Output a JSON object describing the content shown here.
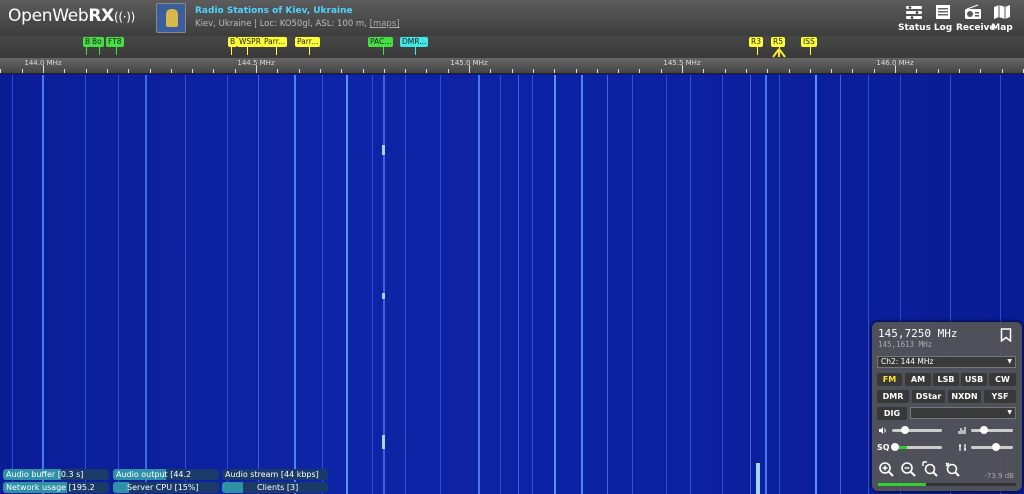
{
  "header": {
    "logo": {
      "text_open": "Open",
      "text_web": "Web",
      "text_rx": "RX"
    },
    "receiver_title": "Radio Stations of Kiev, Ukraine",
    "receiver_desc": "Kiev, Ukraine | Loc: KO50gl, ASL: 100 m,",
    "receiver_maps_link": "[maps]",
    "nav": [
      {
        "label": "Status",
        "icon": "status-icon"
      },
      {
        "label": "Log",
        "icon": "log-icon"
      },
      {
        "label": "Receive",
        "icon": "radio-icon"
      },
      {
        "label": "Map",
        "icon": "map-icon"
      }
    ]
  },
  "bookmarks": [
    {
      "label": "B",
      "color": "green"
    },
    {
      "label": "Bo",
      "color": "green"
    },
    {
      "label": "FT8",
      "color": "green"
    },
    {
      "label": "B",
      "color": "yellow"
    },
    {
      "label": "WSPR",
      "color": "yellow"
    },
    {
      "label": "Parr...",
      "color": "yellow"
    },
    {
      "label": "Parr...",
      "color": "yellow"
    },
    {
      "label": "PAC...",
      "color": "green"
    },
    {
      "label": "DMR...",
      "color": "cyan"
    },
    {
      "label": "R3",
      "color": "yellow"
    },
    {
      "label": "R5",
      "color": "yellow"
    },
    {
      "label": "ISS",
      "color": "yellow"
    }
  ],
  "scale": {
    "labels": [
      "144.0 MHz",
      "144.5 MHz",
      "145.0 MHz",
      "145.5 MHz",
      "146.0 MHz"
    ]
  },
  "status_bars": [
    {
      "label": "Audio buffer [0.3 s]",
      "fill": 0.55
    },
    {
      "label": "Audio output [44.2",
      "fill": 0.5
    },
    {
      "label": "Audio stream [44 kbps]",
      "fill": 0.0
    },
    {
      "label": "Network usage [195.2",
      "fill": 0.6
    },
    {
      "label": "Server CPU [15%]",
      "fill": 0.15
    },
    {
      "label": "Clients [3]",
      "fill": 0.2
    }
  ],
  "panel": {
    "frequency": "145,7250 MHz",
    "offset_frequency": "145,1613 MHz",
    "profile": "Ch2: 144 MHz",
    "modes_row1": [
      "FM",
      "AM",
      "LSB",
      "USB",
      "CW"
    ],
    "modes_row2": [
      "DMR",
      "DStar",
      "NXDN",
      "YSF"
    ],
    "active_mode": "FM",
    "dig_label": "DIG",
    "sliders": {
      "volume": 0.25,
      "squelch": 0.05,
      "nr": 0.3,
      "agc": 0.6
    },
    "slider_labels": {
      "squelch": "SQ"
    },
    "smeter_value": "-73.9 dB",
    "smeter_fill": 0.35
  },
  "colors": {
    "accent_cyan": "#4fd3ff",
    "bookmark_green": "#44e044",
    "bookmark_yellow": "#ffff33",
    "bookmark_cyan": "#40e8e8",
    "active_mode": "#ffe72b"
  }
}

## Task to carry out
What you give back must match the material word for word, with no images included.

## Output below
Output a JSON object describing the content shown here.
{
  "header": {
    "logo": {
      "text_open": "Open",
      "text_web": "Web",
      "text_rx": "RX"
    },
    "receiver_title": "Radio Stations of Kiev, Ukraine",
    "receiver_desc": "Kiev, Ukraine | Loc: KO50gl, ASL: 100 m,",
    "receiver_maps_link": "[maps]",
    "nav": [
      {
        "label": "Status",
        "icon": "status-icon"
      },
      {
        "label": "Log",
        "icon": "log-icon"
      },
      {
        "label": "Receive",
        "icon": "radio-icon"
      },
      {
        "label": "Map",
        "icon": "map-icon"
      }
    ]
  },
  "bookmarks": [
    {
      "label": "B",
      "color": "green"
    },
    {
      "label": "Bo",
      "color": "green"
    },
    {
      "label": "FT8",
      "color": "green"
    },
    {
      "label": "B",
      "color": "yellow"
    },
    {
      "label": "WSPR",
      "color": "yellow"
    },
    {
      "label": "Parr...",
      "color": "yellow"
    },
    {
      "label": "Parr...",
      "color": "yellow"
    },
    {
      "label": "PAC...",
      "color": "green"
    },
    {
      "label": "DMR...",
      "color": "cyan"
    },
    {
      "label": "R3",
      "color": "yellow"
    },
    {
      "label": "R5",
      "color": "yellow"
    },
    {
      "label": "ISS",
      "color": "yellow"
    }
  ],
  "scale": {
    "labels": [
      "144.0 MHz",
      "144.5 MHz",
      "145.0 MHz",
      "145.5 MHz",
      "146.0 MHz"
    ]
  },
  "status_bars": [
    {
      "label": "Audio buffer [0.3 s]",
      "fill": 0.55
    },
    {
      "label": "Audio output [44.2",
      "fill": 0.5
    },
    {
      "label": "Audio stream [44 kbps]",
      "fill": 0.0
    },
    {
      "label": "Network usage [195.2",
      "fill": 0.6
    },
    {
      "label": "Server CPU [15%]",
      "fill": 0.15
    },
    {
      "label": "Clients [3]",
      "fill": 0.2
    }
  ],
  "panel": {
    "frequency": "145,7250 MHz",
    "offset_frequency": "145,1613 MHz",
    "profile": "Ch2: 144 MHz",
    "modes_row1": [
      "FM",
      "AM",
      "LSB",
      "USB",
      "CW"
    ],
    "modes_row2": [
      "DMR",
      "DStar",
      "NXDN",
      "YSF"
    ],
    "active_mode": "FM",
    "dig_label": "DIG",
    "sliders": {
      "volume": 0.25,
      "squelch": 0.05,
      "nr": 0.3,
      "agc": 0.6
    },
    "slider_labels": {
      "squelch": "SQ"
    },
    "smeter_value": "-73.9 dB",
    "smeter_fill": 0.35
  },
  "colors": {
    "accent_cyan": "#4fd3ff",
    "bookmark_green": "#44e044",
    "bookmark_yellow": "#ffff33",
    "bookmark_cyan": "#40e8e8",
    "active_mode": "#ffe72b"
  }
}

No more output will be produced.